In 2008 and 2009, Rodriguez joined a group of students who drove down to Fort Benning, Ga., to attend a large protest against the School of the Americas, a U.S.-based school designed to train Latin American soldiers for combat against their own people, Rodriguez said.
Some students, like senior Ren Ostry, say they appreciate when professors advocate for their beliefs because it creates a better learning environment, she said.
Ostry is an activist who often sees professors and familiar community faces at events like the anti-fracking ones held over the past summer.
"Participating in actions with my professors and advisers is a really incredible space for me and others to build relationships and really practice what we learn,” Ostry said. “I feel very lucky that the professors ... really encourage community participation, hands-on practice and experience and to really seek empowerment from voices and actions.”
Sophomore Nicole Nader, who took the Political Justice course with Harris, said she likes when professors choose to protest because it means they’re going out and doing what they discuss in class.
“I feel like I respect Professor Harris, specifically more after I found out that she protests and stands up for causes,” Nader said. “She’s not just telling us what’s happening, she actually believes in something.”

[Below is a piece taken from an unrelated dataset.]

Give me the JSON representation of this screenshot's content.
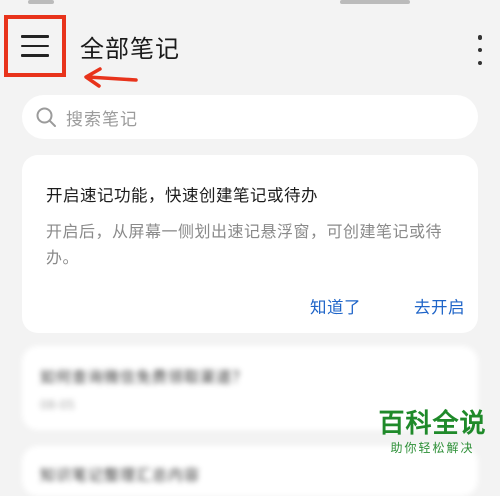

Rodriguez said while she will encourage students to attend protests that she’s interested in, she also keeps in mind the dangers that come with protesting.
“I want to do more, but you get arrested, and you have to pay fees, and you probably have to go to jail,” Rodriguez said. “So as a scholar and as an activist, I can’t do too much.”
Other professors like Harris and Wilcox have both dealt with the police in some capacity during past protests.
In 1971, Wilcox went to Washington, D.C., to “close down the capital” in an anti-war protest, where he experienced severe police brutality.
“The police attacked us,“ Wilcox said. “They broke arms, legs, heads and they broke my leg and shattered my kneecap to pieces and threatened to kill me.”
Since becoming a professor at the college, he has returned to Washington, D.C., many times to protest U.S. involvement in El Salvador, death squads in Guatemala and others.
“If we think the government is committing war crimes anywhere in the world, we should stand up and say, ‘No, you aren’t doing this in my name,’” Wilcox said.
Involvement is something that rings true for many professors on campus who think that voicing opinions and participating in nonviolent protests can really create change, Wilcox said.
Student organizations on and off campus can find ways to link social injustices in areas that we may have never realized, Rodriguez said. By joining a group working toward policy change, students can build a movement, she said.
“Being integrated in talks in the community, in workshops, getting to know these people, would be an amazing way to be more aware,” Rodriguez said.
Nothing should hold anyone back from standing up for what they believe in, Wilcox said.
“I think a lot of people are waiting for the next Martin Luther King, the next John Kennedy or Malcolm X,” Wilcox said. “But we don’t need to wait for leaders, we just need to take action and do something that we feel strongly about.”